Will you take your expensive piece of cloth that has a name and a country of origin and give it to the small girl playing under the table in her mother’s tailoring shop to sew for you? After all she is her mother’s daughter and from observing her mother sew clothes, she must have picked up some skills.

Well, you all handed over a country to someone who bamboozled you with plenty plenty talk without evidence of any experience whatsoever; so anything is possible.

My point? 80% of a marriage happens behind closed doors (and no, I am not talking of whatever it is you are thinking about). 90% of child raising also happens behind closed doors and not on social media status updates.

And for anyone who has been involved in either – marriage or child raising – they will not hesitate to tell you that it is not an easy somtin. A couple who has thirty years of marriage under their belt still find themselves in the divorce court and you hear one saying, “I didn’t know (s)he was like that”.

Good luck to those of you with itchy ears who are always on social media seeking marriage/relationship advice from people without a proven track record of keeping a stable relationship; or who have never had a marriage experience to speak of.

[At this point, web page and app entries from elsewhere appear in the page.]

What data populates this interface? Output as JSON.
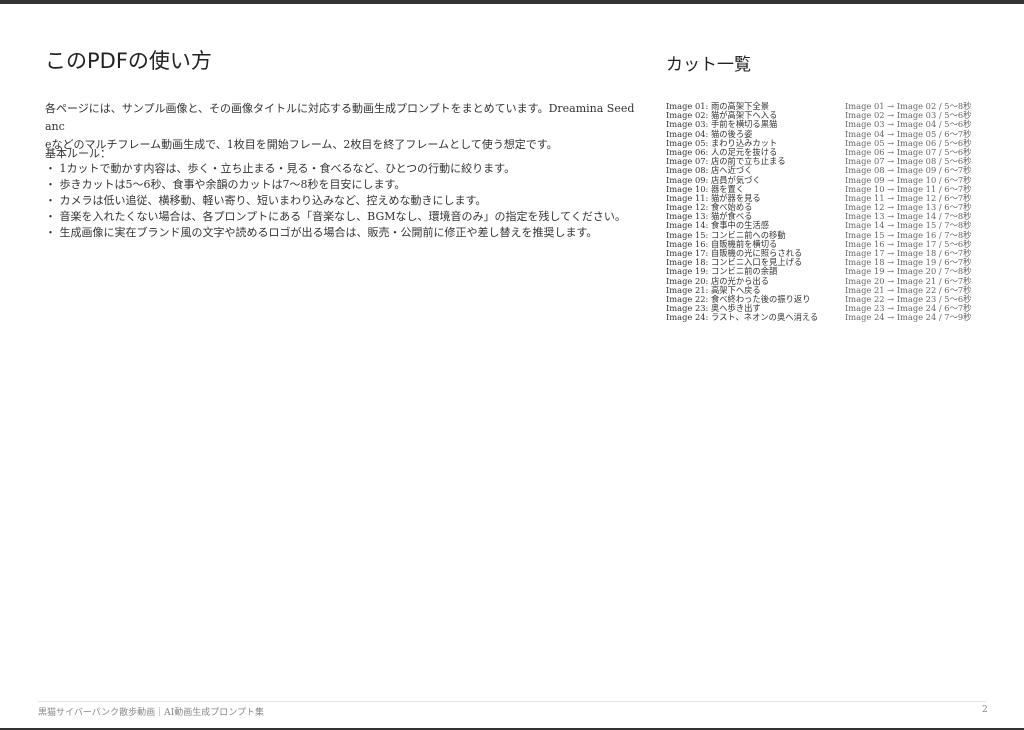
{
  "page": {
    "title": "このPDFの使い方",
    "intro_line1": "各ページには、サンプル画像と、その画像タイトルに対応する動画生成プロンプトをまとめています。Dreamina Seedanc",
    "intro_line2": "eなどのマルチフレーム動画生成で、1枚目を開始フレーム、2枚目を終了フレームとして使う想定です。",
    "rules_title": "基本ルール：",
    "rules": [
      "1カットで動かす内容は、歩く・立ち止まる・見る・食べるなど、ひとつの行動に絞ります。",
      "歩きカットは5〜6秒、食事や余韻のカットは7〜8秒を目安にします。",
      "カメラは低い追従、横移動、軽い寄り、短いまわり込みなど、控えめな動きにします。",
      "音楽を入れたくない場合は、各プロンプトにある「音楽なし、BGMなし、環境音のみ」の指定を残してください。",
      "生成画像に実在ブランド風の文字や読めるロゴが出る場合は、販売・公開前に修正や差し替えを推奨します。"
    ]
  },
  "cut_list": {
    "title": "カット一覧",
    "items": [
      {
        "title": "Image 01: 雨の高架下全景",
        "range": "Image 01 → Image 02 / 5〜8秒"
      },
      {
        "title": "Image 02: 猫が高架下へ入る",
        "range": "Image 02 → Image 03 / 5〜6秒"
      },
      {
        "title": "Image 03: 手前を横切る黒猫",
        "range": "Image 03 → Image 04 / 5〜6秒"
      },
      {
        "title": "Image 04: 猫の後ろ姿",
        "range": "Image 04 → Image 05 / 6〜7秒"
      },
      {
        "title": "Image 05: まわり込みカット",
        "range": "Image 05 → Image 06 / 5〜6秒"
      },
      {
        "title": "Image 06: 人の足元を抜ける",
        "range": "Image 06 → Image 07 / 5〜6秒"
      },
      {
        "title": "Image 07: 店の前で立ち止まる",
        "range": "Image 07 → Image 08 / 5〜6秒"
      },
      {
        "title": "Image 08: 店へ近づく",
        "range": "Image 08 → Image 09 / 6〜7秒"
      },
      {
        "title": "Image 09: 店員が気づく",
        "range": "Image 09 → Image 10 / 6〜7秒"
      },
      {
        "title": "Image 10: 器を置く",
        "range": "Image 10 → Image 11 / 6〜7秒"
      },
      {
        "title": "Image 11: 猫が器を見る",
        "range": "Image 11 → Image 12 / 6〜7秒"
      },
      {
        "title": "Image 12: 食べ始める",
        "range": "Image 12 → Image 13 / 6〜7秒"
      },
      {
        "title": "Image 13: 猫が食べる",
        "range": "Image 13 → Image 14 / 7〜8秒"
      },
      {
        "title": "Image 14: 食事中の生活感",
        "range": "Image 14 → Image 15 / 7〜8秒"
      },
      {
        "title": "Image 15: コンビニ前への移動",
        "range": "Image 15 → Image 16 / 7〜8秒"
      },
      {
        "title": "Image 16: 自販機前を横切る",
        "range": "Image 16 → Image 17 / 5〜6秒"
      },
      {
        "title": "Image 17: 自販機の光に照らされる",
        "range": "Image 17 → Image 18 / 6〜7秒"
      },
      {
        "title": "Image 18: コンビニ入口を見上げる",
        "range": "Image 18 → Image 19 / 6〜7秒"
      },
      {
        "title": "Image 19: コンビニ前の余韻",
        "range": "Image 19 → Image 20 / 7〜8秒"
      },
      {
        "title": "Image 20: 店の光から出る",
        "range": "Image 20 → Image 21 / 6〜7秒"
      },
      {
        "title": "Image 21: 高架下へ戻る",
        "range": "Image 21 → Image 22 / 6〜7秒"
      },
      {
        "title": "Image 22: 食べ終わった後の振り返り",
        "range": "Image 22 → Image 23 / 5〜6秒"
      },
      {
        "title": "Image 23: 奥へ歩き出す",
        "range": "Image 23 → Image 24 / 6〜7秒"
      },
      {
        "title": "Image 24: ラスト、ネオンの奥へ消える",
        "range": "Image 24 → Image 24 / 7〜9秒"
      }
    ]
  },
  "footer": {
    "title": "黒猫サイバーパンク散歩動画｜AI動画生成プロンプト集",
    "page_number": "2"
  }
}
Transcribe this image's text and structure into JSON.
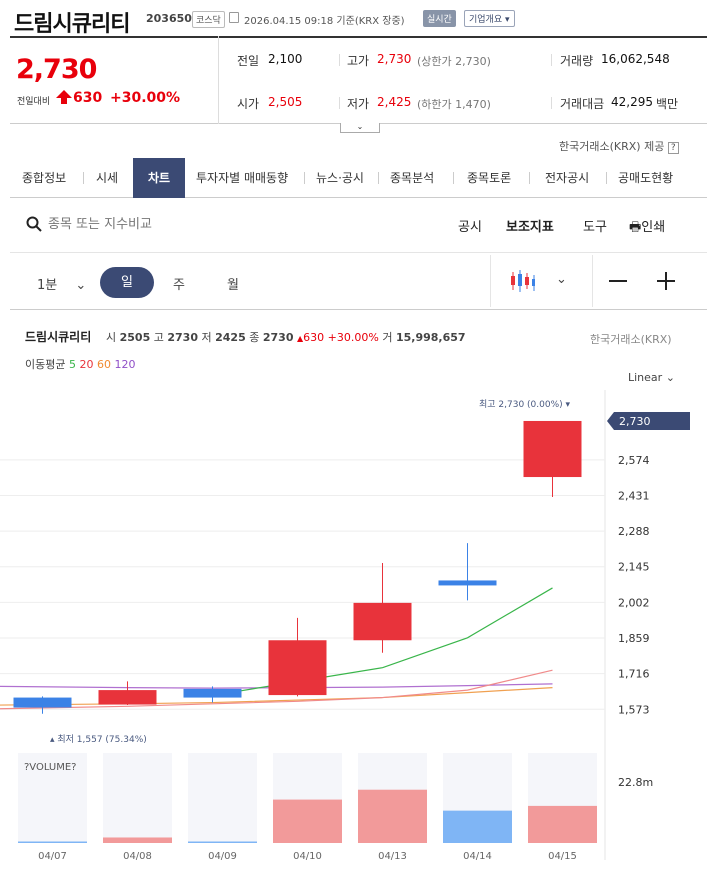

The day you learn that “observing my parents’ marriage” is not the same thing as being in a marriage situation and knowing how to navigate the pitfalls, is the day you will finally receive sense.

Until then, keep the entertainment ball rolling. We are having fun reading your sob stories as they unfold.

We think you'd love these too...

Related posts

3 Comments

  1. Chichi

    Best post I’ve read this week! Live this part “Good luck to those of you with itchy ears who are always on social media seeking marriage/relationship advice from people without a proven track record of keeping a stable relationship; or who have never had a marriage experience to speak of.”

    Reply

Leave a Reply

Your email address will not be published. Required fields are marked *